The unchecked expansion of administrative control is a real threat to the stability of our system of government, our liberty, and the health of our economic system. It imposes tremendous compliance costs on society and often violates individual property rights. Regulatory actions are often taken without performing a proper cost-benefit analysis, and the decisions of regulators may be challenged initially only within a separate judicial system in which courts are run by the agencies themselves! I covered this point in more detail one year ago in “Hamburger Nation: An Administrative Nightmare“, based on Philip Hamburger’s book “Is Administrative Law Unlawful?“.

Clyde Wayne Crews of the Competitive Enterprise Institute gives further perspective on the regulatory-state-gone-wild in “Mapping Washington’s Lawlessness: An Inventory of Regulatory Dark Matter“. He mentions some disturbing tendencies that may go beyond the implementation of legislative intent: agencies sometimes choose to wholly ignore some aspects of legislation; agencies tend to apply pressure on regulated entities on the basis of interpretations that stretch the meaning of such enabling legislation as may exist; and as if the exercise of extra-legislative power were not enough, administrative actions have a frequent tendency to subvert the price mechanism in private markets, disrupting the flow of accurate information about resource-scarcity and the operation of incentives that give markets their great advantages. All of these behaviors fit Crews’ description of “regulatory dark matter.”

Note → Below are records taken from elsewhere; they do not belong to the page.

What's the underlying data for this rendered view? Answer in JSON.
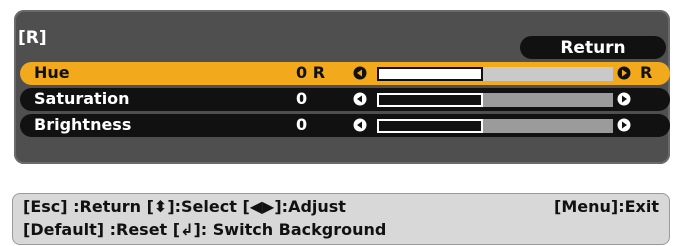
{
  "panel": {
    "title": "[R]",
    "return_label": "Return",
    "rows": [
      {
        "label": "Hue",
        "value": "0 R",
        "right_tag": "R",
        "level": 0.45,
        "active": true
      },
      {
        "label": "Saturation",
        "value": "0",
        "right_tag": "",
        "level": 0.45,
        "active": false
      },
      {
        "label": "Brightness",
        "value": "0",
        "right_tag": "",
        "level": 0.45,
        "active": false
      }
    ],
    "icons": {
      "left": "left-arrow-icon",
      "right": "right-arrow-icon"
    },
    "colors": {
      "panel": "#4f4f4f",
      "active_row": "#f2a91b",
      "row": "#111111",
      "text": "#ffffff"
    }
  },
  "status": {
    "line1": "[Esc] :Return  [⬍]:Select  [◀▶]:Adjust",
    "menu_exit": "[Menu]:Exit",
    "line2": "[Default] :Reset  [↲]: Switch Background"
  }
}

Chevron deference represents an unforced surrender by the judicial branch to the exercise of power by the executive. As Judge Jordan notes in additional quotes provided by Adler at a link above, this does not deny the usefulness or importance of an agency’s specialized expertise. Nevertheless, the courts should not abdicate their role in reviewing an agency’s developmental evidence for any action, and the reasonability of an agency’s applications of evidence relative to alternative courses of action. Nor should the courts abdicate their role in ruling on the law itself. Judge Gorsuch is right: Chevron deference should be re-evaluated by the courts.